**YOUR TASK**
Looking through the entries, count each line where the string "name" occurs, and write only the total.

Data about app and page elements

= Beginning of Section =

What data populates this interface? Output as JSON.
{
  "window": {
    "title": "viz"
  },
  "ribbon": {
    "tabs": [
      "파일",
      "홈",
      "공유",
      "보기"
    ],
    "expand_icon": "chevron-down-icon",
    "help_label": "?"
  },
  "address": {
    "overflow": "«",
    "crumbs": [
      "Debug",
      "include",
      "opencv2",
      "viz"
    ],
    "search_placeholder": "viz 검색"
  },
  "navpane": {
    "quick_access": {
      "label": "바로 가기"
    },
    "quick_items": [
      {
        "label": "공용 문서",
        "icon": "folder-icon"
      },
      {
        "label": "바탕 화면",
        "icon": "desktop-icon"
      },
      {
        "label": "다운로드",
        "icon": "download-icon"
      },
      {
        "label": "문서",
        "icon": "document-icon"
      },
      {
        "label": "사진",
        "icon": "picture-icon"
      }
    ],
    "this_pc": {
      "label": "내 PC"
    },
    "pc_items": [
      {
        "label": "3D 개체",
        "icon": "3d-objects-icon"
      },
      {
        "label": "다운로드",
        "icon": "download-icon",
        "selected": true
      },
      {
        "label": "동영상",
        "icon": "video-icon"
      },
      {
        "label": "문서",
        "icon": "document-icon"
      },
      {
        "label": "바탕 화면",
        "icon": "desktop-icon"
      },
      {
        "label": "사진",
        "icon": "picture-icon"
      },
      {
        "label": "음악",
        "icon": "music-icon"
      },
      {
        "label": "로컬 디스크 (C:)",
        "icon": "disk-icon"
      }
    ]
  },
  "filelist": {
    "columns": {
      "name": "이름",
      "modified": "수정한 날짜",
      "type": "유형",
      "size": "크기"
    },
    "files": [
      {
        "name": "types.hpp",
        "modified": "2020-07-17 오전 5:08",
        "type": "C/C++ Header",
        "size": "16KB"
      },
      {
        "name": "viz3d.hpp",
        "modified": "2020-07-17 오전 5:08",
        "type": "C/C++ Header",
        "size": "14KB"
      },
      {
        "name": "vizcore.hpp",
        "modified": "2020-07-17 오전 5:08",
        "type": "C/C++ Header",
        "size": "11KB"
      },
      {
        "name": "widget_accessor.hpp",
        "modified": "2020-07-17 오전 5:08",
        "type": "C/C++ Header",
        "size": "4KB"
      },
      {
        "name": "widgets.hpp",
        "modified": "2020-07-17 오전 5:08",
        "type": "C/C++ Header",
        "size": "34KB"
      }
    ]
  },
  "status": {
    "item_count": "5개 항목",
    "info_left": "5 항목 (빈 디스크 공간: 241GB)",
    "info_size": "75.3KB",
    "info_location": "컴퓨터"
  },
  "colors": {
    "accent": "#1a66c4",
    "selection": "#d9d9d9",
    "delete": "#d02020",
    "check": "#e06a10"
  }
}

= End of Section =
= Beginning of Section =

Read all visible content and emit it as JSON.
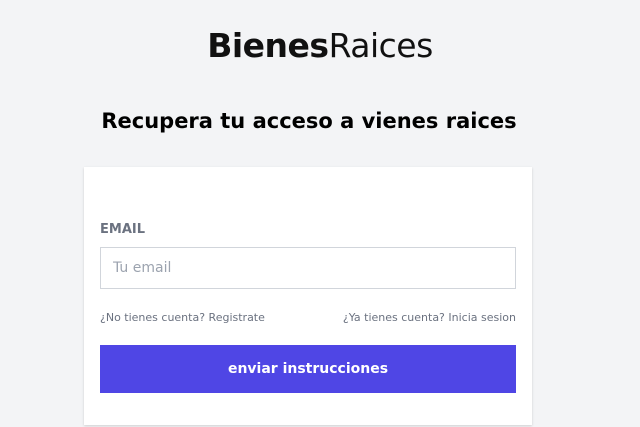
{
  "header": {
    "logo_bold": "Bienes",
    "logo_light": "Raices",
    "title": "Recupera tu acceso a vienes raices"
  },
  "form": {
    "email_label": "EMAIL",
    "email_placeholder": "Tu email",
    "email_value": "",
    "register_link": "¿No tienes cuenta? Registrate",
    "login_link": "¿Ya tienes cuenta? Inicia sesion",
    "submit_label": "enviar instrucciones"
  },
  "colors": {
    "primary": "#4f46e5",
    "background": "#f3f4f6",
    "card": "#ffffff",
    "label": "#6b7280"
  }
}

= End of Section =
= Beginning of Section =

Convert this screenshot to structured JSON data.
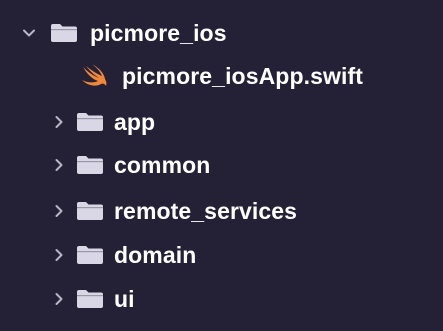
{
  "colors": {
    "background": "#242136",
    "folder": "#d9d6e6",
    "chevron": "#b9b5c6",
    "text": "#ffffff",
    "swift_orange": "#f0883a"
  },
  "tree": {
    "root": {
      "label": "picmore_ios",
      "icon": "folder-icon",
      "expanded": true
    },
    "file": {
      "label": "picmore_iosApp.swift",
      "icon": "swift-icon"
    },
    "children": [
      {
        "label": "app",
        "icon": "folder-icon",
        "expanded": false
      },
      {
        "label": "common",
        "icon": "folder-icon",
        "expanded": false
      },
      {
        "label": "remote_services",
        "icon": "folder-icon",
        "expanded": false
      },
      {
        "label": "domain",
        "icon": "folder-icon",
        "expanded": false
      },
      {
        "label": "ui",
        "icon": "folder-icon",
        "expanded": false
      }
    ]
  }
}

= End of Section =

**OUTPUT FOR THIS TASK**
6